Parties enter mutual agreements in divorce cases every day which are enforced by the Court.  There are certain legal requirements that must be present in such agreements in order for a Court to uphold it like any other legal contract.  There is no legal opinion under Oregon law at present that deals directly with this pet issue.  So there is a significant risk if one of you challenges the validity of the agreement, that a judge may not uphold your agreement.  However, a mutual agreement is the best solution under current law.  Otherwise, a judge is likely to award the pet to one of you and will likely not grant visitation to the other; much in the same way you can’t both share the couch anymore.

Samuels Yoelin Kantor Seminar Series

COMPLIMENTARY SEMINAR SERIES

Samuels Yoelin Kantor LLP’s seminar series helps keep our clients and colleagues informed on recent developments and industry best practices. The seminars typically take place in our beautiful, state-of-the-art conference room on the 38th floor of the US Bancorp Tower. Seminars are complimentary. Participants qualify for (1) Continuing Professional Education (CPE) credit. To register, please use the links below or call us at 503-226-2966. Seating is limited, so be sure to contact us soon!


The Romanance of Prenuptial & Domestic Partnership Agreements

Wednesday, February 13, 2013
7:30 – 9:00 A.M.
at Samuels Yoelin Kantor LLP offices
Light refreshments will be served


Presented by Christine R. Costantino 

Valentine’s Day is just around the corner — and chances are some of your clients will be commemorating the romantic holiday with an engagement ring or other symbol of commitment.

That said, it’s the perfect time to gain a deeper understanding of both prenuptial and domestic partnership agreements. Samuels Yoelin Kantor partner and family law attorney Chris Costantino will lead an informative discussion of how these agreements apply to same sex couples as well as to opposite sex couples from the Family Law perspective. She’ll also cover the legal aspects, timing issues (it’s called “pre” for a reason!), and how reliable or enforceable these agreements are in the courts. Chris will also provide a brief summary of the history of domestic partnership law in Oregon and what applies today.

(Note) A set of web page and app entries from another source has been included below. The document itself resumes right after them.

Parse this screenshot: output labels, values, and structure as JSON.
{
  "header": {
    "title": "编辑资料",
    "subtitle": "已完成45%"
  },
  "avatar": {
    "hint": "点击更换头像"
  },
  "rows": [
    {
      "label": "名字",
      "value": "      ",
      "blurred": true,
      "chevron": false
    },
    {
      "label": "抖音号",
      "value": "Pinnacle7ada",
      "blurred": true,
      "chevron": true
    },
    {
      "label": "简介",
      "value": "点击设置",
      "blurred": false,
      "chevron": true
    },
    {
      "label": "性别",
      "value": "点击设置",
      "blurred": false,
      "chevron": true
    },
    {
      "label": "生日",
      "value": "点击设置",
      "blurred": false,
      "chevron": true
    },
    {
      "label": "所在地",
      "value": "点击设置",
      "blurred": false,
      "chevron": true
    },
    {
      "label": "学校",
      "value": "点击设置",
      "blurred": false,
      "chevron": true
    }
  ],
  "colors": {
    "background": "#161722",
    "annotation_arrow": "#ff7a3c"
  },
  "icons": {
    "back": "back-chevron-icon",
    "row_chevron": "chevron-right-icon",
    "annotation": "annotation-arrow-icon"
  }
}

To register for this seminar, contact events@samuelslaw.com or call us at 503-226-2966.

Upcoming Seminars:
     March 7 – Planning for Tax Law Changes for 2013 and Beyond
     March 21 – Litigating Guardianships and Conservatorships